by Ruben Castaneda
You’ve watched in horror as roughly half the country supported the presidential candidate you oppose and possibly loathe. You’ve railed at TV and radio news reports that seemed to swing the election against your candidate. And you’ve anxiously followed each dip and rise in your candidate’s polling numbers.
The acrimonious campaign between Republican nominee Donald Trump and Democrat Hillary Clinton has taxed the emotional health of people who support both candidates – and people who despise the opposing politician. For months, therapists throughout the country have been hearing from their patients, many of whom are upset and even angry at the prospect of either candidate as president. But come Tuesday night – barring an unlikely cliff-hanging circumstance – Trump or Clinton will become the president-elect, to the deep consternation of many.
In October, the American Psychological Association released a survey conducted by the Harris Poll that found 52 percent of American adults reported the presidential campaign is a very or somewhat significant source of stress. “There’s a lot of polarization. This has been one of the most, if not the most, contentious presidential elections in our history. Whoever wins, a lot of people are going to be very anxious and unhappy,” says Dr. Mason Turner, director of outpatient mental health and addiction medicine for Kaiser Permanente – Northern California, based in Oakland, California.
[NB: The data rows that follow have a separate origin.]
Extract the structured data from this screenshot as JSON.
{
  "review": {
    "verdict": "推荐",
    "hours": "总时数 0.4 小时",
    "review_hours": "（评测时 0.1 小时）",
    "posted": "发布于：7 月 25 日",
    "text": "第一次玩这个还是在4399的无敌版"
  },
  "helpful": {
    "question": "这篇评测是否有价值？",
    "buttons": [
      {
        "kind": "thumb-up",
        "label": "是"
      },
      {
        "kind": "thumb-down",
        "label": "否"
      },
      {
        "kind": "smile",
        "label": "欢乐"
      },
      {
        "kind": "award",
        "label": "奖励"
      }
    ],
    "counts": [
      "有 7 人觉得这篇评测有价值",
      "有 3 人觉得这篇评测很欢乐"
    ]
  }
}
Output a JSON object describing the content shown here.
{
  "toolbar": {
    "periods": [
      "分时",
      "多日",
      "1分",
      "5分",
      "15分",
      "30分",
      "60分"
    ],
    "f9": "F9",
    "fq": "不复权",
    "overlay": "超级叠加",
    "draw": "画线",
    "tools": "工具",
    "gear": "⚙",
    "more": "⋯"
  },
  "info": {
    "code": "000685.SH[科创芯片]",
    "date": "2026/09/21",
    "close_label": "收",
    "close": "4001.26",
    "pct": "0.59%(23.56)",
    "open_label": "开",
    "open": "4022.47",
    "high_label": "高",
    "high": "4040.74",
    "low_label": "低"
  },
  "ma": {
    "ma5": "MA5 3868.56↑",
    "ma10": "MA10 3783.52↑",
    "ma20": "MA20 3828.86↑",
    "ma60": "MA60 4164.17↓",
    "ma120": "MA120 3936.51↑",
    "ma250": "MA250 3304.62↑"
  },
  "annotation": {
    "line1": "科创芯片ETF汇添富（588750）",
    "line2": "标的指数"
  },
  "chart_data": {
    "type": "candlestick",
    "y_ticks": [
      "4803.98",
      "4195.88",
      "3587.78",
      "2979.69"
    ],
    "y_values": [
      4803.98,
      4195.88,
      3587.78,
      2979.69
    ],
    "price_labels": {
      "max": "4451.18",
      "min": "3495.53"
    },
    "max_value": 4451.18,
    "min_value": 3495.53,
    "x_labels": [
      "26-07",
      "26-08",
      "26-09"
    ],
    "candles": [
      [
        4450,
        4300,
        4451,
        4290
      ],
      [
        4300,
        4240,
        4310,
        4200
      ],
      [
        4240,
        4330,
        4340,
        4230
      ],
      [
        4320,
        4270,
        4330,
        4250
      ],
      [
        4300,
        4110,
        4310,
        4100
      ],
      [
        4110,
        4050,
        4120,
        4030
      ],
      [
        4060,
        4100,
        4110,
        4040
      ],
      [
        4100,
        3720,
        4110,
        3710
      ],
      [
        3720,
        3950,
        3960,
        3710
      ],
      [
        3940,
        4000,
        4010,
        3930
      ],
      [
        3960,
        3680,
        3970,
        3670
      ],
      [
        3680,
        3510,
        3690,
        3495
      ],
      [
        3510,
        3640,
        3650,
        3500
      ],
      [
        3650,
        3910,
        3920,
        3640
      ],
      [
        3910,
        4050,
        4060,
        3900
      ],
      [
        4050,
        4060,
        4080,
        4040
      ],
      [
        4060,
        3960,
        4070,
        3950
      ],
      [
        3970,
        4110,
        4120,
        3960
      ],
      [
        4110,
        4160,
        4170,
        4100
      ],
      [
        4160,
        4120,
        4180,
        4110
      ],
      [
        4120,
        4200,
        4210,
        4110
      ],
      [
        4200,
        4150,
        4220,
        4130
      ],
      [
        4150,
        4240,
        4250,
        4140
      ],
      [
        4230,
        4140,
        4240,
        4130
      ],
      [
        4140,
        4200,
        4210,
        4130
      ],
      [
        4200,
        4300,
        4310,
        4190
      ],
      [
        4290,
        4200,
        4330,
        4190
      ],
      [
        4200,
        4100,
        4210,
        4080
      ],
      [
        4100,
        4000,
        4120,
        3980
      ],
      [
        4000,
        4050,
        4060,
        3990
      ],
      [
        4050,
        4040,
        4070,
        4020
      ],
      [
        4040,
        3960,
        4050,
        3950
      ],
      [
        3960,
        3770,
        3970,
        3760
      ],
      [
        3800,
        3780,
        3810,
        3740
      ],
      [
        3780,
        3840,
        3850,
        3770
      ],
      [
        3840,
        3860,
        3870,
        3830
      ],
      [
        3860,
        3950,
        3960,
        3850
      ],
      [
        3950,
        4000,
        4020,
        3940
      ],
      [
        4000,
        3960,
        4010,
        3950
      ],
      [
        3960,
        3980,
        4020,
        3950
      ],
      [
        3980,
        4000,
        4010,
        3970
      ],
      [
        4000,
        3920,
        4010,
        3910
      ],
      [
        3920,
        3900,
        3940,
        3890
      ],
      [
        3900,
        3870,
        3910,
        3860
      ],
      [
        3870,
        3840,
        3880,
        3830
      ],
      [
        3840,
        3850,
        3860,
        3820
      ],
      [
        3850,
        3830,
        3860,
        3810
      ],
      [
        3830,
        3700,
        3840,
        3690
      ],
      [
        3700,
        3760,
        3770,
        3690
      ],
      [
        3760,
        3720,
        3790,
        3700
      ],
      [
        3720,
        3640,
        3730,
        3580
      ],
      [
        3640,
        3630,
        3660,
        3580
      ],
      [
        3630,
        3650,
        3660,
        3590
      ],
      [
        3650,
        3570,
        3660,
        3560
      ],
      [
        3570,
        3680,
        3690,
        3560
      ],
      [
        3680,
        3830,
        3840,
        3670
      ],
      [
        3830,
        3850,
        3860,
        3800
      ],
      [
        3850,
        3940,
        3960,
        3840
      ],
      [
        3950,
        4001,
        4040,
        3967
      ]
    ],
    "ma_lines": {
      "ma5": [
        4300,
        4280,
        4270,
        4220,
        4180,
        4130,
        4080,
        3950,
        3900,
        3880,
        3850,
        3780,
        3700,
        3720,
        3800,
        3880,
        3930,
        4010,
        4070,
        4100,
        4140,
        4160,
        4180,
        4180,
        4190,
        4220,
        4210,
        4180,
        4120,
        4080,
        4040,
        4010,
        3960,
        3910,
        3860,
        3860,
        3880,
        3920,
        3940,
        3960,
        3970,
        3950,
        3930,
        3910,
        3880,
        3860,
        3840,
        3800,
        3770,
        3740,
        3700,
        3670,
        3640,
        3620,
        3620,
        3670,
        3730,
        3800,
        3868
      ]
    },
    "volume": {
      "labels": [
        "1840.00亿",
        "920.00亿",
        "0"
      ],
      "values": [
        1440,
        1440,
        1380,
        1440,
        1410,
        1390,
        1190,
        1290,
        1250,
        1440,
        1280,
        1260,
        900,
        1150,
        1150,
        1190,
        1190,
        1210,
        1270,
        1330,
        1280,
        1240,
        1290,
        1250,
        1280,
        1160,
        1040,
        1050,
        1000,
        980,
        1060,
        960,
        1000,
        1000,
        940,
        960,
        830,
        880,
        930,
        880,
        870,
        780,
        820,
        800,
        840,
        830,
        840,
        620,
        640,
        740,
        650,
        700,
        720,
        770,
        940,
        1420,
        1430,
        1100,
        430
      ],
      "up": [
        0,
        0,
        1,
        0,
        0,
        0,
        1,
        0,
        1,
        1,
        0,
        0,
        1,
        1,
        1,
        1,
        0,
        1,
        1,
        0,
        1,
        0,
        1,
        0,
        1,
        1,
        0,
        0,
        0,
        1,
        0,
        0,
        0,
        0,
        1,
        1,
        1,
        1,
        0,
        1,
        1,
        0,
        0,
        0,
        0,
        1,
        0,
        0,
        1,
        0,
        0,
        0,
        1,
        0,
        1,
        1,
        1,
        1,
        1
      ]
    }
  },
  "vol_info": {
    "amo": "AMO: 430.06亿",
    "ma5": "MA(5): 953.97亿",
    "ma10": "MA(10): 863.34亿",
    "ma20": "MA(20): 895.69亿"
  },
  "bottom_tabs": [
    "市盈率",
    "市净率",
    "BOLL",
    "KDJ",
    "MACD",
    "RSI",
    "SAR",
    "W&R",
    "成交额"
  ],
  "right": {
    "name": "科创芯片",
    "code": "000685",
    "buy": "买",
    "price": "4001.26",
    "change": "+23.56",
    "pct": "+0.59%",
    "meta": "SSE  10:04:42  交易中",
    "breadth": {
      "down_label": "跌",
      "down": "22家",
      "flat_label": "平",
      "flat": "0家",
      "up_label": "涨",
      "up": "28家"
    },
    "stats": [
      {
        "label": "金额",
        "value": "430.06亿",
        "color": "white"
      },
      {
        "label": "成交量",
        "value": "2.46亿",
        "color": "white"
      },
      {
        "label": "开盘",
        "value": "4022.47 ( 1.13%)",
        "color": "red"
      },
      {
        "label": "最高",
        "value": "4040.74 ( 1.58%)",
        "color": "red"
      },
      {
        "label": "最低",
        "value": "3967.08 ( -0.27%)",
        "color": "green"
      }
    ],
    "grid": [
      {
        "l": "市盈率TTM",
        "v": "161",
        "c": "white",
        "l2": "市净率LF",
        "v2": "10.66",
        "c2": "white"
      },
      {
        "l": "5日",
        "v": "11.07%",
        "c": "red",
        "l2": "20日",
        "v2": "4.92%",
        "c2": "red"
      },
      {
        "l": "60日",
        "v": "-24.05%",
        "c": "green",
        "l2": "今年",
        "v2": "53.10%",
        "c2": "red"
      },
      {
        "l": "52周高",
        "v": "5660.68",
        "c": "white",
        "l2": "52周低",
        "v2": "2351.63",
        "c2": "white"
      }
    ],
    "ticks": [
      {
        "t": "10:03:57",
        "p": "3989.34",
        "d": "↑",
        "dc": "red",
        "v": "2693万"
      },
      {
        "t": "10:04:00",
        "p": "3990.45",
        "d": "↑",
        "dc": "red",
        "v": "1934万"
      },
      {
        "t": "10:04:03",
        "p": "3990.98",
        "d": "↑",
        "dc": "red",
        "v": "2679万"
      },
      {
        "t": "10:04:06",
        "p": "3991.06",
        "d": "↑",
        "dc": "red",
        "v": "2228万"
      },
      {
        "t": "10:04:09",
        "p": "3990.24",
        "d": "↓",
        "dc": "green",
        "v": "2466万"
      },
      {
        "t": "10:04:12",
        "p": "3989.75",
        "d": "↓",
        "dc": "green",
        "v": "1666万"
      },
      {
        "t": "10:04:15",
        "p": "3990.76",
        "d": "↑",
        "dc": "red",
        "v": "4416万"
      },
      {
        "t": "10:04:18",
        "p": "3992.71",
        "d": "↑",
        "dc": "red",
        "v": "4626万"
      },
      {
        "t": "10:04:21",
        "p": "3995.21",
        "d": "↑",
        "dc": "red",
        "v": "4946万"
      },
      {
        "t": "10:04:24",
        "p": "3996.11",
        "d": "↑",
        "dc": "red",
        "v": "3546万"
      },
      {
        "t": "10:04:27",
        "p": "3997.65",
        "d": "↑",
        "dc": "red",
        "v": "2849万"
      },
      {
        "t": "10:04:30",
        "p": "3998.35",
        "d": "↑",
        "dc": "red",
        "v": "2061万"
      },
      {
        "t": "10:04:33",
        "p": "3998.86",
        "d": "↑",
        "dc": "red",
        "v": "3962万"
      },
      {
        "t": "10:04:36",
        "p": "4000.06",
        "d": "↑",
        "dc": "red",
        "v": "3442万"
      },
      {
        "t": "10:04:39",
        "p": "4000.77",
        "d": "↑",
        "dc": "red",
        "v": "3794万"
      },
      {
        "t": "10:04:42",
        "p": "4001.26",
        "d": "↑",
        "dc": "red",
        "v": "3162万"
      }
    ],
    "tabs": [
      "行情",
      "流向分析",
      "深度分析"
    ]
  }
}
While the political debates will doubtless rage beyond Election Day, about half of the country will feel disappointed, stressed, anxious, depressed and even angry. Here are eight strategies experts recommend to cope with those emotions.
Keep your emotions in check. Don’t let your feelings get the best of you, says Jan Bruce, chief executive officer of meQuillibrium.com, a Boston-based company that provides digital coaching to help people become more resilient.
“Don’t let emotions run your show,” Bruce says. “You may be feeling anxious or angry, but acknowledge that and put it aside so it doesn’t affect the rest of your day.” Try to be present in the moment while keeping in mind that things might look and feel a lot different a week later. Remember that you’ve worked through difficult times before.
Read more at USNews.com